“You’ve got enough there to fill a boogie board, but here’s a letter to confirm it’s all legitimate in case you have problems at immigration”, the doctor half-joked to me today, referencing Schapelle Corby, as I went to get my vaccinations, ahead of my trip to Cambodia and Vietnam.
Minutes later, I was standing at the light rail at Town Hall on George Street, and one of the “street preachers” mentioned her name, though I missed the context. As you sit and wait at the light rail station, you miss half the sermons, as the trams pass you by. This can be a blessing.
Even so, it was odd to hear her name referenced twice in the space of thirty minutes. It was like being back in the mid-2000s all over again.
When I told the doctor where I was planning to visit, I emphasised we are on a package tour, and staying at “nice hotels”. He spoke about the importance of bottled water and avoiding ice. At first, I thought that was a drug reference, but of course, he was talking about frozen water.
He also mentioned the possibility of conditions like rabies and malaria. “That means we can have a gin and tonic every day and it’s therapeutic”, I joked in a message to the friends I’m travelling with.
The doctor seemed most concerned about the visit to Siem Riep in Cambodia, though I neglected to ask him why. The travel advice explains it in further detail.
As a child, I had all the necessary injections.

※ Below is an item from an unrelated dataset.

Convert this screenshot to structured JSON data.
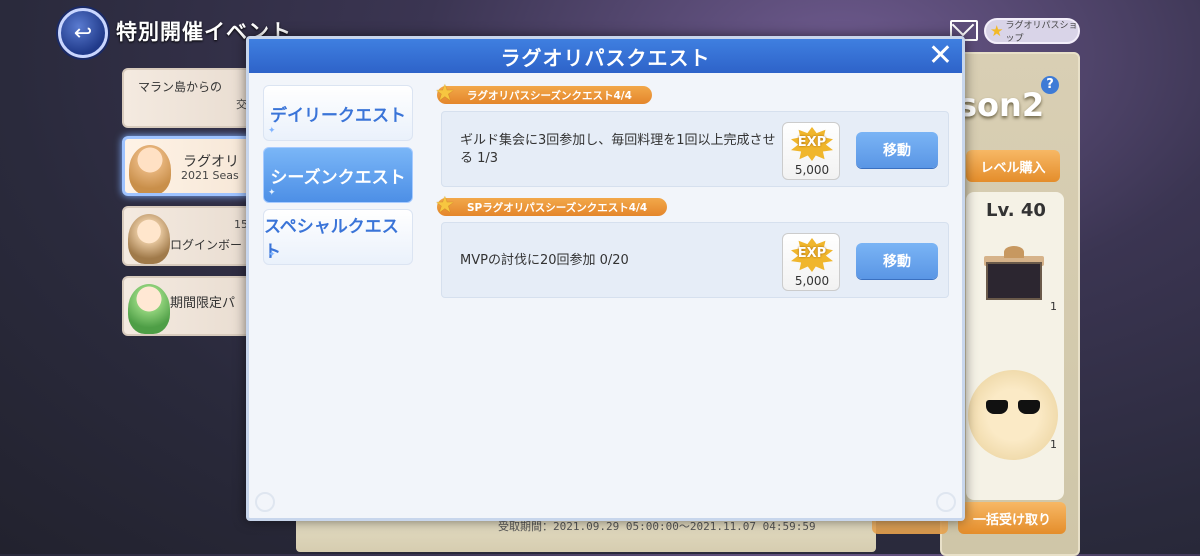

In the 1960s, I also remember visiting the travelling vans for TB (tuberculosis), and knew that an older family member had diptheria during the 1950s. Then when I was in my late teens I had some overseas travel injections, though I don’t recall what they were. I’m old enough to have seen the reality of conditions so vaccination makes sense to me. I’m a TOTAL VAXXER! Since then, it’s mostly the annual flu injection (and more recently COVID) that I’ve worried about.
When he asked me about recent travel-related injections, I admitted I’d had none. Most of my overseas travel has been “first world”, with the exception of India, South Africa and China. With that, he recommended injections for Typhoid, Hepatitis A, Diptheria and Tetanus.
Maybe he was upselling? Either way, it was bloody expensive. But at least I’ve had the shots, and feel a degree of protection. And, I have a bag full of pharmaceuticals ready to go, along with that important letter.